The Christmas Cake as we know it was actually originally made for Twelfth Night (or Epiphany) on January 6th. This was a time of joyous feasting and ‘misrule’ across Europe with much cross-dressing, feasting, and the election of ‘boy popes’, and ‘Lords of Misrule’ to direct the topsy-turvy events. The cake played a significant role in the festivities from at least the sixteenth century, as it held the token – a bean or a coin – which would select the ‘King of the Bean’. The tradition proliferated in lively fashion, until cakes were stuffed with an array of items denoting both a King and a Queen, as well as all their courtiers. In 1669 the diarist Samuel Pepys recorded a sanitized version in which the roles were drawn from a hat rather than found in the cake. In the Victorian period it was calmed down still further, with tokens which denoted the finder’s future. Cakes made for modern American bridal showers still continue this theme, with small trinkets on ribbons baked into a cake. The records of the Old Bailey court from the eighteenth century abound with references to Twelfth Cakes (usually stolen, or being purchased at the time that a crime was being committed!).

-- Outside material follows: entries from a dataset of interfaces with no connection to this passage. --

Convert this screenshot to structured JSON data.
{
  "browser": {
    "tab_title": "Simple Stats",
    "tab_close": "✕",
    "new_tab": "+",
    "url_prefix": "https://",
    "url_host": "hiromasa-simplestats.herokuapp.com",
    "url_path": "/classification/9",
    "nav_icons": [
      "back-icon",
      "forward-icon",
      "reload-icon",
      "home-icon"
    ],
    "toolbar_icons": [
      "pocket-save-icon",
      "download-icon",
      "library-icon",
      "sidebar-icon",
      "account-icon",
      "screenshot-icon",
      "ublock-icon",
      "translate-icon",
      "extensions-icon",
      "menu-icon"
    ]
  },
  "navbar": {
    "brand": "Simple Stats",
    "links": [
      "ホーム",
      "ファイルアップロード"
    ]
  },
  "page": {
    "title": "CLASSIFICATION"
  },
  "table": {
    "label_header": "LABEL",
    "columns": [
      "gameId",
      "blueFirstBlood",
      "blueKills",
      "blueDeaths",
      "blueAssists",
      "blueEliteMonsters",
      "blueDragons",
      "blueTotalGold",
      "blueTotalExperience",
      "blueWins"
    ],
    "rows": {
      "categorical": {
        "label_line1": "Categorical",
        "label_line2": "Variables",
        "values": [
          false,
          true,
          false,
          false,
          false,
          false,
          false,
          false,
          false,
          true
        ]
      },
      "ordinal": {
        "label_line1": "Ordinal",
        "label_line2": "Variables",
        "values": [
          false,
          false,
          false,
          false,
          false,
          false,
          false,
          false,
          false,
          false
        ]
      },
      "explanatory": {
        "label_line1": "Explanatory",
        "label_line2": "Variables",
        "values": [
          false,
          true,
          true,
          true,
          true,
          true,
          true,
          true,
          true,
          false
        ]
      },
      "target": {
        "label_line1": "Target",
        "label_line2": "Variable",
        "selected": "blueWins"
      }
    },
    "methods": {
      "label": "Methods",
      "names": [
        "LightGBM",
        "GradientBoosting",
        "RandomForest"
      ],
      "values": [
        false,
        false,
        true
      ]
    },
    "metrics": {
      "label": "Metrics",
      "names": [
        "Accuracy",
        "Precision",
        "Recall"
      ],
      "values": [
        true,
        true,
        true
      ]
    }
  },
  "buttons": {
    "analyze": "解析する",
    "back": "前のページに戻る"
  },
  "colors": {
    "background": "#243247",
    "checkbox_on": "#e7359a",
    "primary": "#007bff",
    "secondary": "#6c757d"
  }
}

A Spanish King Cake, close relation of the Twelfth Night Cake. Image from wikimedia
The Twelfth Night Cakes were large and elaborate affairs, crowned with sugar work even by the fifteenth century. In 1794, a comedian and one-time pastry cook named Robert Baddeley left a bequest to the Drury Lane Theatre company to provide a cake on Twelfth Night every year. The tradition continues to this day, involving ever more ornate and elaborate cakes which reflect the production being performed at the time. It has only ever been abandoned on thirteen occasions, principally during the World Wars.
Just like the Christmas Cake, Twelfth Night Cakes have their own national flavours. A close relation is the King Cake (or Mexican Rosca de Reyes, Portuguese Bolo Rei or French Galette des Rois) which is traditional in Catholic countries, and especially those of Spanish, Portuguese and French origin. Its name comes from the Three Kings who came to see Jesus on the twelfth night after his birth, so it is really a Twelfth Night Cake under another name, even down to the bean baked inside it. The most famous example is the King Cake made for the Mardi Gras festival in New Orleans every year, although this contains a toy baby rather than a bean, and is brightly frosted with the colours of Mardi Gras: purple, gold and green. Today these cakes have diversified from their fruited origins perhaps reflecting rather different tastes in North America! Just like the Twelfth Night Cake, the bean, trinket (or baby) brings good luck and confers the crown on the person who finds it. The French. Portuguese and Spanish versions have their own flavours too: marzipan and glace cherries in Spain, dried fruit in Portugal, and a rather plainer appearance in France.
Today, Twelfth Night is rarely celebrated outside parts of the Church, except in marking the day that the Christmas decorations come down. It is nice to think though, that its cake has migrated to other occasions, and continues to direct a little misrule.